Throughout the records below, find each line holding "true" and copy it.
BEGIN THE DATA
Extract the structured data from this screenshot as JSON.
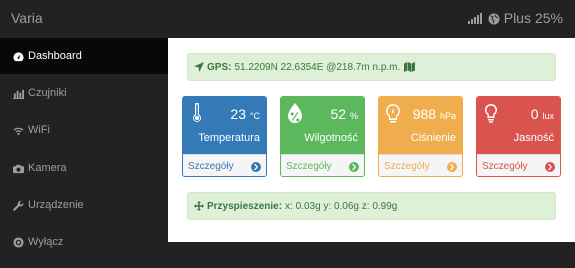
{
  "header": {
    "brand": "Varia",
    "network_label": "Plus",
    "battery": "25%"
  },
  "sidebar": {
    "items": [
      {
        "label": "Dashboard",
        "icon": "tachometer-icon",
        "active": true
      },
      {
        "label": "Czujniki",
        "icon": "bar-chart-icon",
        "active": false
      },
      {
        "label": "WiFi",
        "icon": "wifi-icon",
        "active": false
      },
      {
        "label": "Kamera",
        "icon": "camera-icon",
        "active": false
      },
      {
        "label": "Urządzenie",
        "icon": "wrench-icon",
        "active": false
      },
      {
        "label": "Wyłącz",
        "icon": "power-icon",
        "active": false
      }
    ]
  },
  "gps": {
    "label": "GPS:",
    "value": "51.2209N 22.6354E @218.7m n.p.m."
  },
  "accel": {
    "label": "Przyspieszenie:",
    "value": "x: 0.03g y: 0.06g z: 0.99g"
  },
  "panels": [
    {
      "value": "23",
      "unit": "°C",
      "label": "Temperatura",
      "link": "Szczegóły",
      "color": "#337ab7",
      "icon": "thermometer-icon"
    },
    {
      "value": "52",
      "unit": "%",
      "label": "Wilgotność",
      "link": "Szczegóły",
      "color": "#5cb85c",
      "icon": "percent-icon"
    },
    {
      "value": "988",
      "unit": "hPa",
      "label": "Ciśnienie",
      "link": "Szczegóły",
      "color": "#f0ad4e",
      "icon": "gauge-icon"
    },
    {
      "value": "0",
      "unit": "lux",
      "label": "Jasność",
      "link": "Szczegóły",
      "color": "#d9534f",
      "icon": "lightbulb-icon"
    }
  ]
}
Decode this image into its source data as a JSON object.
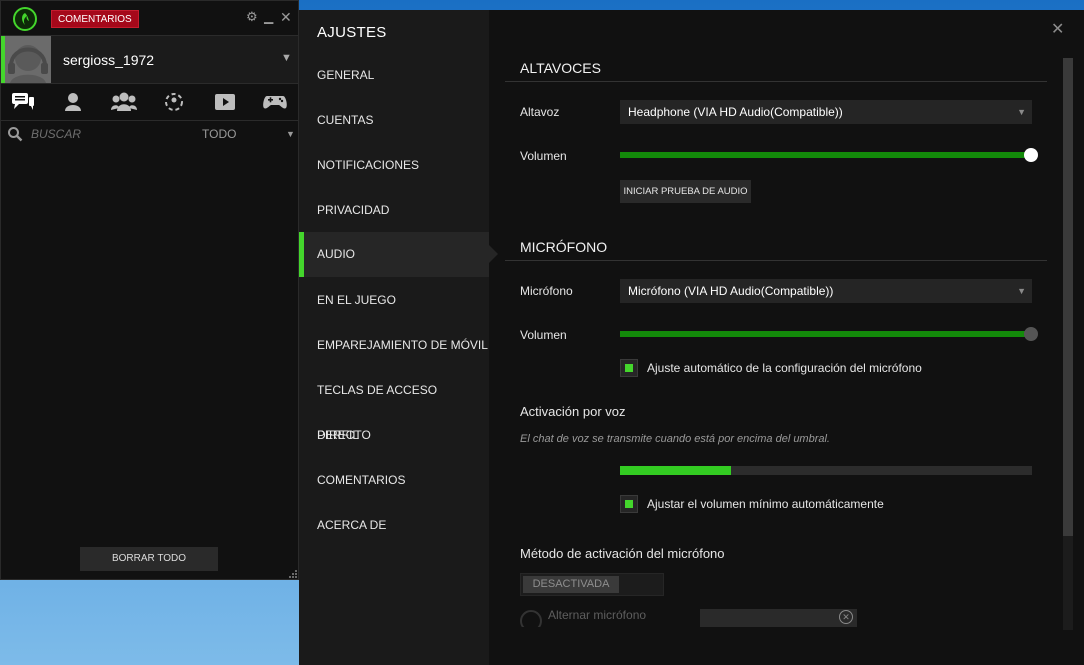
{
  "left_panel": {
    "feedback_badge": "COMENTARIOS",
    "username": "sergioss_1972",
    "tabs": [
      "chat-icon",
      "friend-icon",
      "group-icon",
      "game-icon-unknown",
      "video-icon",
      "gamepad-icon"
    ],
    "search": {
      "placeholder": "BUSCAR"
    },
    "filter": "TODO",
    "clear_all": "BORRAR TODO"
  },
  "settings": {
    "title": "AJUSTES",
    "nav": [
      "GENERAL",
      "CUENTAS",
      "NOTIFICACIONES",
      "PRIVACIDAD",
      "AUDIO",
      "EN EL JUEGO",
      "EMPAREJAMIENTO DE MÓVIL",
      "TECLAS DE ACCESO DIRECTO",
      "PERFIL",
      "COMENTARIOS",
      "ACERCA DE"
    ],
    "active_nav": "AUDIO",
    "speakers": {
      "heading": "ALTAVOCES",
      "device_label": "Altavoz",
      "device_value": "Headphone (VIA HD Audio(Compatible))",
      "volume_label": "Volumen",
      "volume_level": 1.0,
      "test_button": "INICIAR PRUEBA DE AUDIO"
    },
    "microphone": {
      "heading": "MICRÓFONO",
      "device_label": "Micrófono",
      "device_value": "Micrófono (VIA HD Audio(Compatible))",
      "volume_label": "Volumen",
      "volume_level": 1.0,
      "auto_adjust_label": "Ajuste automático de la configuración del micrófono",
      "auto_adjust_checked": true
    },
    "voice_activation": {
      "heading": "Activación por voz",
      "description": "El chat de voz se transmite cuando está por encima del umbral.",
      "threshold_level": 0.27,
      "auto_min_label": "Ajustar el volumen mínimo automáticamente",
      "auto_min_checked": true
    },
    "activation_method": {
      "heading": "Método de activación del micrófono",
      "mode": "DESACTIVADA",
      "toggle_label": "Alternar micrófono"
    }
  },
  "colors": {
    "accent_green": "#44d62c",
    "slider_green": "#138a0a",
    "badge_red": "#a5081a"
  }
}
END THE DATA
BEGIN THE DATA
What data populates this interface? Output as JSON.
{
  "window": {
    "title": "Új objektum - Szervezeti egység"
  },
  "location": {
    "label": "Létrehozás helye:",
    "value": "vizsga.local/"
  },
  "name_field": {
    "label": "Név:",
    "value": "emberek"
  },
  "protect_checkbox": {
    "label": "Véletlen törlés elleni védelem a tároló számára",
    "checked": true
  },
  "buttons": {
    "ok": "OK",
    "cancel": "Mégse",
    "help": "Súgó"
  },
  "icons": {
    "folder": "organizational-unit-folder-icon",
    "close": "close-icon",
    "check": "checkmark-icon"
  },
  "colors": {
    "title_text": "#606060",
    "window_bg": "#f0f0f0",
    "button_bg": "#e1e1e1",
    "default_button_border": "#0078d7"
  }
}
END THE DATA
WRITTEN SOLUTION:
        "active": true
      "auto_adjust_checked": true
      "auto_min_checked": true
    "checked": true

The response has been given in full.